Report on Long Valley (United States) — October 1982
Scientific Event Alert Network Bulletin, vol. 7, no. 10 (October 1982)
Managing Editor: Lindsay McClelland.
Long Valley (United States) More earthquake swarms
Please cite this report as:
Global Volcanism Program, 1982. Report on Long Valley (United States) (McClelland, L., ed.). Scientific Event Alert Network Bulletin, 7:10. Smithsonian Institution.
37.7°N, 118.87°W; summit elev. 3390 m
All times are local (unless otherwise noted)
Occasional earthquake swarms have been located in the S side of the caldera, but the region that had been most active seismically has remained quiet since the swarm of 7-8 May. The earthquake swarms since 7-8 May have not included spasmodic tremor. Hypocenters for the swarms have typically been restricted to pipe-like zones. The typical swarm pattern has begun with a burst of deep events, followed by a shallow burst, then a series of events beneath the two.
On 19 September, 40-50 events occurred at depths of 3-6.5 km along an intracaldera branch of the Hilton Creek Fault, on the edge of the resurgent dome about 4 km NE of Casa Diablo Hot Springs (figure 1). The largest event , M 3.2, occurred well after the beginning of the swarm. Roughly 9 km to the WSW, a swarm of more than 100 shocks started 18 October. Most of the events occurred the first day, but a few continued through 24 October. All ranged from 3.5-6.5 km depth (most 5-6 km) and the maximum magnitude was 2.5. On 3 November at 0945, a swarm of more than 100 events began near a thermal area about 2.5 km N of the 19 September epicenters. Depths ranged from roughly 3.5-10 km and the maximum magnitude was 2.9. Only very small events were recorded after 2113.

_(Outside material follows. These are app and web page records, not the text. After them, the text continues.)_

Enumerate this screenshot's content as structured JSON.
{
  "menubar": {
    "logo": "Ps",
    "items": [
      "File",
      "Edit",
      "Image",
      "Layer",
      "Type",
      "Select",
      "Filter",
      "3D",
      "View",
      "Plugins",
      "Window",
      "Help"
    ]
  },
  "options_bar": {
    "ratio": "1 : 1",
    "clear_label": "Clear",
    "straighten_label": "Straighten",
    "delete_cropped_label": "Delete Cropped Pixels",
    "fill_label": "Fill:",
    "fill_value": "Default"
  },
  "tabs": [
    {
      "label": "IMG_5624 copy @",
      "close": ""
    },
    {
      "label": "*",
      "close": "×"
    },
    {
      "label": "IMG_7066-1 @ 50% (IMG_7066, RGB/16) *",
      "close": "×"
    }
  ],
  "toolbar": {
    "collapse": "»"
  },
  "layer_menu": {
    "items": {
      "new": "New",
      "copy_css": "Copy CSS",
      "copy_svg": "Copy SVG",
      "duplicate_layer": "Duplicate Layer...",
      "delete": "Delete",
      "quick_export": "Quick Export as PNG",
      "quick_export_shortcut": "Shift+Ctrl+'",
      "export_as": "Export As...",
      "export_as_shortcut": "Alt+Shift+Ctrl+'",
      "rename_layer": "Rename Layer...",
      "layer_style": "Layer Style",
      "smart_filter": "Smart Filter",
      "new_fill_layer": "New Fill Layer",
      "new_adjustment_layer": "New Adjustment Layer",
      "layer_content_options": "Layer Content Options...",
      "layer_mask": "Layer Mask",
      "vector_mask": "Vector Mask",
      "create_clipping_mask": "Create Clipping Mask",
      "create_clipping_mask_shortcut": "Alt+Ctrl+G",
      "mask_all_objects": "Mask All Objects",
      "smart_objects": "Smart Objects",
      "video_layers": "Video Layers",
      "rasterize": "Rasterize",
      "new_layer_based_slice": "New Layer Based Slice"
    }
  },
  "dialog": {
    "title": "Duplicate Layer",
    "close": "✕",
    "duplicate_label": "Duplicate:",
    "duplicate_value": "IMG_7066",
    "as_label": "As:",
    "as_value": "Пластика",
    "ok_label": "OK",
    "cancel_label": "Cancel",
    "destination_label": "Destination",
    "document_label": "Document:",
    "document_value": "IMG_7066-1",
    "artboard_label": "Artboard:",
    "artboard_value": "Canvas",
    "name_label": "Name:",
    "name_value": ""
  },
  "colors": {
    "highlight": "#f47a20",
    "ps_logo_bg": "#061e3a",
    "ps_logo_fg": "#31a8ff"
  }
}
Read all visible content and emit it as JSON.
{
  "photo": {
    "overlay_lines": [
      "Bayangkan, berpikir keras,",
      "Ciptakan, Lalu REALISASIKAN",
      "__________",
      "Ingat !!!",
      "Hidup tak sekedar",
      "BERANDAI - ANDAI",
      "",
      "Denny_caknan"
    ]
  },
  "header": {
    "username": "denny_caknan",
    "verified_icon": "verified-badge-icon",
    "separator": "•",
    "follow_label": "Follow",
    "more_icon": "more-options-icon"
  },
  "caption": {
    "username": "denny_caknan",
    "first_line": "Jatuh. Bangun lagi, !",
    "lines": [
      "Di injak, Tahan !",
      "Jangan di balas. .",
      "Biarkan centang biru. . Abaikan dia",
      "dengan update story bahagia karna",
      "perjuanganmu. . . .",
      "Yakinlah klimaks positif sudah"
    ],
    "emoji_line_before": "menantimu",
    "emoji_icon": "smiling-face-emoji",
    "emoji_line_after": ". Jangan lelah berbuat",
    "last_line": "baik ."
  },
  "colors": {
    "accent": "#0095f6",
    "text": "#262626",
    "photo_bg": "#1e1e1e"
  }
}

Geological Summary. The large 17 x 32 km Long Valley caldera east of the central Sierra Nevada Range formed as a result of the voluminous Bishop Tuff eruption about 760,000 years ago. Resurgent doming in the central part of the caldera occurred shortly afterwards, followed by rhyolitic eruptions from the caldera moat and the eruption of rhyodacite from outer ring fracture vents, ending about 50,000 years ago. During early resurgent doming the caldera was filled with a large lake that left strandlines on the caldera walls and the resurgent dome island; the lake eventually drained through the Owens River Gorge. The caldera remains thermally active, with many hot springs and fumaroles, and has had significant deformation, seismicity, and other unrest in recent years. The late-Pleistocene to Holocene Inyo Craters cut the NW topographic rim of the caldera, and along with Mammoth Mountain on the SW topographic rim, are west of the structural caldera and are chemically and tectonically distinct from the Long Valley magmatic system.
Information Contacts: R. Bailey, USGS, Reston, VA; R. Cockerham, USGS, Menlo Park, CA; A. Ryall, University of Nevada, Reno.